_EXERCISE DIRECTIONS:_ From the first entry to the last, copy everything exactly except the pictures.

_EXTRACTED RECORDS:_
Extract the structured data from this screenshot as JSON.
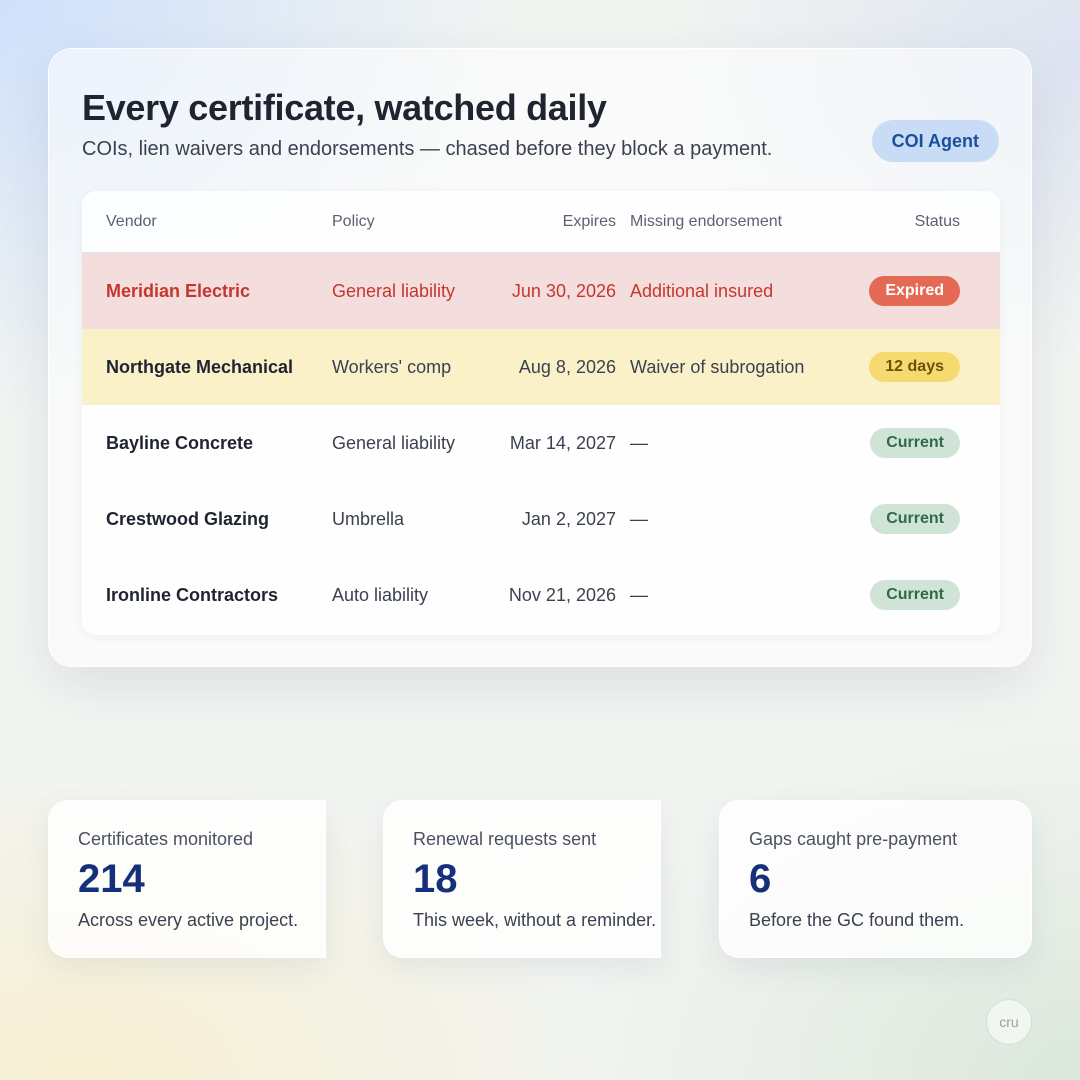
{
  "header": {
    "title": "Every certificate, watched daily",
    "subtitle": "COIs, lien waivers and endorsements — chased before they block a payment.",
    "badge": "COI Agent"
  },
  "table": {
    "columns": {
      "vendor": "Vendor",
      "policy": "Policy",
      "expires": "Expires",
      "missing": "Missing endorsement",
      "status": "Status"
    },
    "rows": [
      {
        "vendor": "Meridian Electric",
        "policy": "General liability",
        "expires": "Jun 30, 2026",
        "missing": "Additional insured",
        "status": "Expired"
      },
      {
        "vendor": "Northgate Mechanical",
        "policy": "Workers' comp",
        "expires": "Aug 8, 2026",
        "missing": "Waiver of subrogation",
        "status": "12 days"
      },
      {
        "vendor": "Bayline Concrete",
        "policy": "General liability",
        "expires": "Mar 14, 2027",
        "missing": "—",
        "status": "Current"
      },
      {
        "vendor": "Crestwood Glazing",
        "policy": "Umbrella",
        "expires": "Jan 2, 2027",
        "missing": "—",
        "status": "Current"
      },
      {
        "vendor": "Ironline Contractors",
        "policy": "Auto liability",
        "expires": "Nov 21, 2026",
        "missing": "—",
        "status": "Current"
      }
    ]
  },
  "stats": [
    {
      "label": "Certificates monitored",
      "value": "214",
      "desc": "Across every active project."
    },
    {
      "label": "Renewal requests sent",
      "value": "18",
      "desc": "This week, without a reminder."
    },
    {
      "label": "Gaps caught pre-payment",
      "value": "6",
      "desc": "Before the GC found them."
    }
  ],
  "brand": "cru",
  "colors": {
    "accent_blue": "#14307a",
    "expired_red": "#e46a55",
    "warning_yellow": "#f6da70",
    "current_green": "#cfe4d6"
  }
}
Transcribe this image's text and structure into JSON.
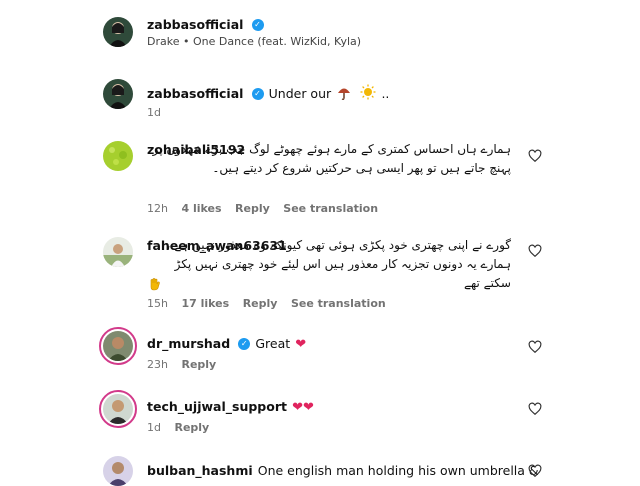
{
  "post": {
    "username": "zabbasofficial",
    "music": "Drake • One Dance (feat. WizKid, Kyla)"
  },
  "caption": {
    "username": "zabbasofficial",
    "text": "Under our",
    "suffix": "..",
    "time": "1d"
  },
  "comments": [
    {
      "username": "zohaibali5192",
      "text": "ہمارے ہاں احساس کمتری کے مارے ہوئے چھوٹے لوگ جب بڑے عہدوں پر پہنچ جاتے ہیں تو پھر ایسی ہی حرکتیں شروع کر دیتے ہیں۔",
      "time": "12h",
      "likes": "4 likes",
      "reply": "Reply",
      "translate": "See translation"
    },
    {
      "username": "faheem_awan63631",
      "text": "گورے نے اپنی چھتری خود پکڑی ہوئی تھی کیونکہ وہ معذور نہیں ہے ، ہمارے یہ دونوں تجزیہ کار معذور ہیں اس لیئے خود چھتری نہیں پکڑ سکتے تھے",
      "time": "15h",
      "likes": "17 likes",
      "reply": "Reply",
      "translate": "See translation"
    },
    {
      "username": "dr_murshad",
      "text": "Great",
      "time": "23h",
      "reply": "Reply"
    },
    {
      "username": "tech_ujjwal_support",
      "time": "1d",
      "reply": "Reply"
    },
    {
      "username": "bulban_hashmi",
      "text": "One english man holding his own umbrella &"
    }
  ],
  "colors": {
    "verified": "#1d9bf0",
    "heart": "#e0245e",
    "story_ring": "#d23a8a",
    "meta": "#737373"
  },
  "icons": [
    "verified-icon",
    "heart-outline-icon",
    "red-heart-icon",
    "umbrella-icon",
    "sun-icon",
    "waving-hand-icon"
  ]
}
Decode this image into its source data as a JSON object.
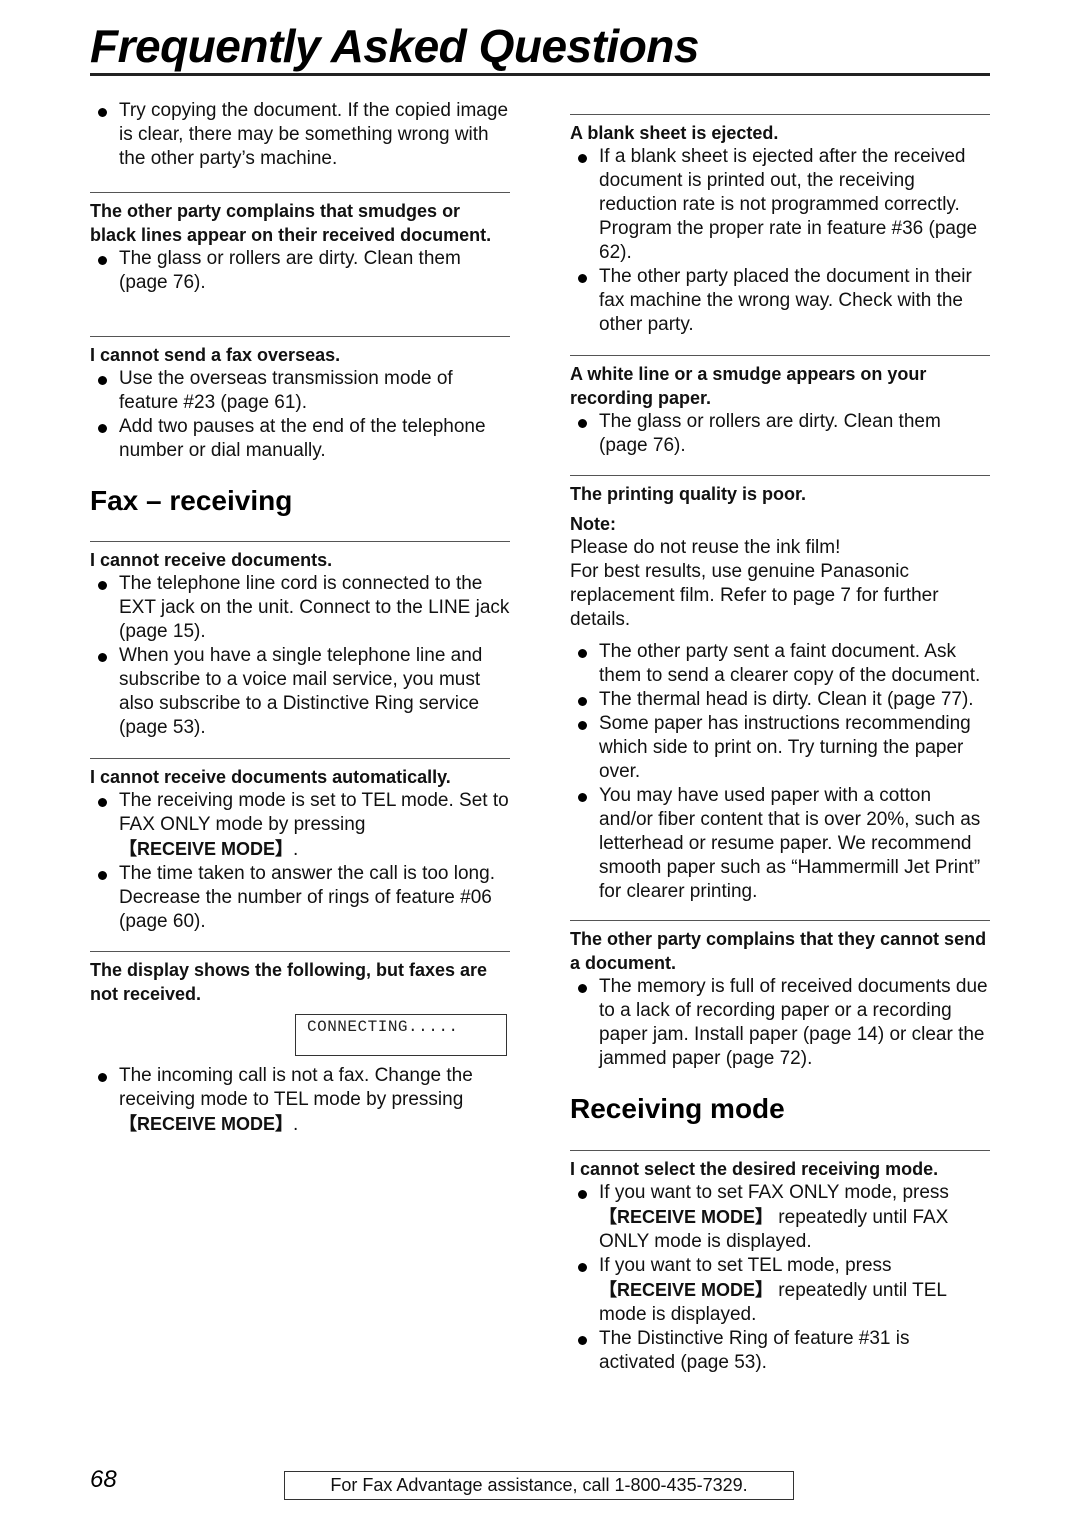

_PROBLEM SOLUTION:_
Extract the structured data from this screenshot as JSON.
{
  "header": {
    "title": "Every certificate, watched daily",
    "subtitle": "COIs, lien waivers and endorsements — chased before they block a payment.",
    "badge": "COI Agent"
  },
  "table": {
    "columns": {
      "vendor": "Vendor",
      "policy": "Policy",
      "expires": "Expires",
      "missing": "Missing endorsement",
      "status": "Status"
    },
    "rows": [
      {
        "vendor": "Meridian Electric",
        "policy": "General liability",
        "expires": "Jun 30, 2026",
        "missing": "Additional insured",
        "status": "Expired"
      },
      {
        "vendor": "Northgate Mechanical",
        "policy": "Workers' comp",
        "expires": "Aug 8, 2026",
        "missing": "Waiver of subrogation",
        "status": "12 days"
      },
      {
        "vendor": "Bayline Concrete",
        "policy": "General liability",
        "expires": "Mar 14, 2027",
        "missing": "—",
        "status": "Current"
      },
      {
        "vendor": "Crestwood Glazing",
        "policy": "Umbrella",
        "expires": "Jan 2, 2027",
        "missing": "—",
        "status": "Current"
      },
      {
        "vendor": "Ironline Contractors",
        "policy": "Auto liability",
        "expires": "Nov 21, 2026",
        "missing": "—",
        "status": "Current"
      }
    ]
  },
  "stats": [
    {
      "label": "Certificates monitored",
      "value": "214",
      "desc": "Across every active project."
    },
    {
      "label": "Renewal requests sent",
      "value": "18",
      "desc": "This week, without a reminder."
    },
    {
      "label": "Gaps caught pre-payment",
      "value": "6",
      "desc": "Before the GC found them."
    }
  ],
  "brand": "cru",
  "colors": {
    "accent_blue": "#14307a",
    "expired_red": "#e46a55",
    "warning_yellow": "#f6da70",
    "current_green": "#cfe4d6"
  }
}
Transcribe this image's text and structure into JSON.
{
  "post": {
    "username": "zabbasofficial",
    "music": "Drake • One Dance (feat. WizKid, Kyla)"
  },
  "caption": {
    "username": "zabbasofficial",
    "text": "Under our",
    "suffix": "..",
    "time": "1d"
  },
  "comments": [
    {
      "username": "zohaibali5192",
      "text": "ہمارے ہاں احساس کمتری کے مارے ہوئے چھوٹے لوگ جب بڑے عہدوں پر پہنچ جاتے ہیں تو پھر ایسی ہی حرکتیں شروع کر دیتے ہیں۔",
      "time": "12h",
      "likes": "4 likes",
      "reply": "Reply",
      "translate": "See translation"
    },
    {
      "username": "faheem_awan63631",
      "text": "گورے نے اپنی چھتری خود پکڑی ہوئی تھی کیونکہ وہ معذور نہیں ہے ، ہمارے یہ دونوں تجزیہ کار معذور ہیں اس لیئے خود چھتری نہیں پکڑ سکتے تھے",
      "time": "15h",
      "likes": "17 likes",
      "reply": "Reply",
      "translate": "See translation"
    },
    {
      "username": "dr_murshad",
      "text": "Great",
      "time": "23h",
      "reply": "Reply"
    },
    {
      "username": "tech_ujjwal_support",
      "time": "1d",
      "reply": "Reply"
    },
    {
      "username": "bulban_hashmi",
      "text": "One english man holding his own umbrella &"
    }
  ],
  "colors": {
    "verified": "#1d9bf0",
    "heart": "#e0245e",
    "story_ring": "#d23a8a",
    "meta": "#737373"
  },
  "icons": [
    "verified-icon",
    "heart-outline-icon",
    "red-heart-icon",
    "umbrella-icon",
    "sun-icon",
    "waving-hand-icon"
  ]
}
Decode this image into its source data as a JSON object.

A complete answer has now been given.